Producer and MC Mike Skinner became an even bigger name in 2004 after the release of his conceptual album 'A Grand Don't Come for Free', which brought out the sniffling in hard men everywhere with the pragmatic 'Dry Your Eyes'. 'A Grand....', and his debut 'Original Pirate Material', were both nominated for the Mercury Music Prize, and by mid- 2004 he had shifted 3m albums.
However, all was not rosy in Skinner land and by the end of summer 2004 he was holed up in his South London flat plagued by paranoia and contemplating suicide.
'The Hardest Way to Make an Easy Living' tells how he went off the rails following the death of his father from a long illness. He also spills his woes from the coalface of fame - trashing hotel rooms, losing thousands of pounds spread betting, fighting with his manager, the lack of challenge these days in pulling girls. Poor lamb.
Although there's less of Skinner's signature twisted garage flavour on this one, the hooks and beats are just as strong, and his blend of hip hop/mutated synthetic pop and crazy lyrics work so well together.
Among the highlights, 'Pragin' Out' has Skinner back from tour and snorting cocaine at 11.45am. His iron has been on for a month and his life is in chaos. Also standing out is the beautiful ode to his late father, 'Never Went to Church', which has Skinner feeling lost and searching for meaning amid a choir-like melody.

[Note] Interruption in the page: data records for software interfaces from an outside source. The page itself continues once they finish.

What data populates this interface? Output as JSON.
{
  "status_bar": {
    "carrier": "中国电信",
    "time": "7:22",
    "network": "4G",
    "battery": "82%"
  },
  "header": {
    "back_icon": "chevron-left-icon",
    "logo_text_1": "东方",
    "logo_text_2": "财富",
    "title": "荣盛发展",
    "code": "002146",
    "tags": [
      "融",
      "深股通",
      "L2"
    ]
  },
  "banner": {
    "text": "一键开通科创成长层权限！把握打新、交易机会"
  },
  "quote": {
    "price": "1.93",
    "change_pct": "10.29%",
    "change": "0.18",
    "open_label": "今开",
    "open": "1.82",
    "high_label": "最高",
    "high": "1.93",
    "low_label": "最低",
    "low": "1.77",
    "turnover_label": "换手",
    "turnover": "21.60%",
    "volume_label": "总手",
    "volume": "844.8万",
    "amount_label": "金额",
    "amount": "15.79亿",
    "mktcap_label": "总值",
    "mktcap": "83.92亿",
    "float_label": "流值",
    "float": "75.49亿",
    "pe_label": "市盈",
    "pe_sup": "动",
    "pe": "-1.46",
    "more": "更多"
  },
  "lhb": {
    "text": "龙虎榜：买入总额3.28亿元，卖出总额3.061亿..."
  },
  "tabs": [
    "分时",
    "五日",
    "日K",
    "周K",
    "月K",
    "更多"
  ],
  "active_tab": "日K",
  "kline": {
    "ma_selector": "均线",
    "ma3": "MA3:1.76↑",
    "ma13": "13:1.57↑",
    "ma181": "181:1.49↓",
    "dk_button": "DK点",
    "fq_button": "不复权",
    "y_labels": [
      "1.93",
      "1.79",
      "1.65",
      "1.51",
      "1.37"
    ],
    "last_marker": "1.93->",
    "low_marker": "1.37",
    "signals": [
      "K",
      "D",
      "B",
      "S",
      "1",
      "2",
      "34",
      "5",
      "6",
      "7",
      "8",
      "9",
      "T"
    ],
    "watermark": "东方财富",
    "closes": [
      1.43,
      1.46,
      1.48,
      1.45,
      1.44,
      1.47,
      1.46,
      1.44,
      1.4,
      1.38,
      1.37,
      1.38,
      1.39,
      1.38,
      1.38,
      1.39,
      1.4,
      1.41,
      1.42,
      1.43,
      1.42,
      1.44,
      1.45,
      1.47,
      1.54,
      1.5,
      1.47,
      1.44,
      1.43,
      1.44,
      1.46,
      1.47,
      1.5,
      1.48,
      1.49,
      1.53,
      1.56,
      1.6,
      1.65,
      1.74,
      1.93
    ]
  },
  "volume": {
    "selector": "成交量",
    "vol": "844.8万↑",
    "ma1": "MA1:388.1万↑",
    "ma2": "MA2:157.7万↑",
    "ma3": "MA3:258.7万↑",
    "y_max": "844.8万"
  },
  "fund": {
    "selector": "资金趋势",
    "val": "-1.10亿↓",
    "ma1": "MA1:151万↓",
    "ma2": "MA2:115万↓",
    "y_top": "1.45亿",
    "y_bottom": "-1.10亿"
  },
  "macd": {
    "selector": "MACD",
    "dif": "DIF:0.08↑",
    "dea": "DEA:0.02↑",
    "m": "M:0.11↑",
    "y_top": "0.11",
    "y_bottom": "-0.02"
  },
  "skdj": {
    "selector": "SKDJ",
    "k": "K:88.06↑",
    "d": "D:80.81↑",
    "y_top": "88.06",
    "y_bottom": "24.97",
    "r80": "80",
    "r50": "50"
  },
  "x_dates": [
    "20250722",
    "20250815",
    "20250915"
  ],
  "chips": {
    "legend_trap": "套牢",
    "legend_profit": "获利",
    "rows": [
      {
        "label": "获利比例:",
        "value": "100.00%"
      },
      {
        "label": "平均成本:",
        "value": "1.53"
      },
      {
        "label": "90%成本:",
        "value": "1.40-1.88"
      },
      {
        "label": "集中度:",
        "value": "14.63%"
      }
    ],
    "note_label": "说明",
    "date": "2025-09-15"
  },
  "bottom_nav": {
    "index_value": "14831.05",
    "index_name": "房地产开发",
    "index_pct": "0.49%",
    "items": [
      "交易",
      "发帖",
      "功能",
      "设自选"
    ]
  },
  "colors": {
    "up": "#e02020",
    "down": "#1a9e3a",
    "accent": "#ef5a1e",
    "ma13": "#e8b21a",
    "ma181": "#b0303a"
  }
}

The geezer arrogance shines through in 'War of the Sexes' as he doles out pulling advice which recommends concentrating on a girl's boyfriend to get her attention. The lyrics "Get close to the lamb but then glance and turn to the man" do not endear. 'How to Con an Honest John' is vintage Streets' stuff which could easily double job as the script to a Guy Richie movie.
The title track is the only low point and deals in the dull subject matter of meetings, lawyers, budget accounts - all wrapped up in a weak chorus. The irresistible 'When You Wasn't Famous' tells of a night spent with a mystery famous pop star who smoked crack with him - a story the red tops gleefully seized. All a bit cheeky considering in 'Pragin' Out' he moans that the girl he is with will probably 'sell-tell'.
Elsewhere Skinner examines Anglo-American relations, going nuts on stage over what he thought was fake Streets merchandise, retail therapy and infidelity. It's a mix of themes with party songs intermingling with the existential strife.
Written and recorded on laptop over two years, Mike Skinner scores another hit with catchy tunes that prove - although wildly famous now, as he likes to remind us - he is as honest and talented as ever.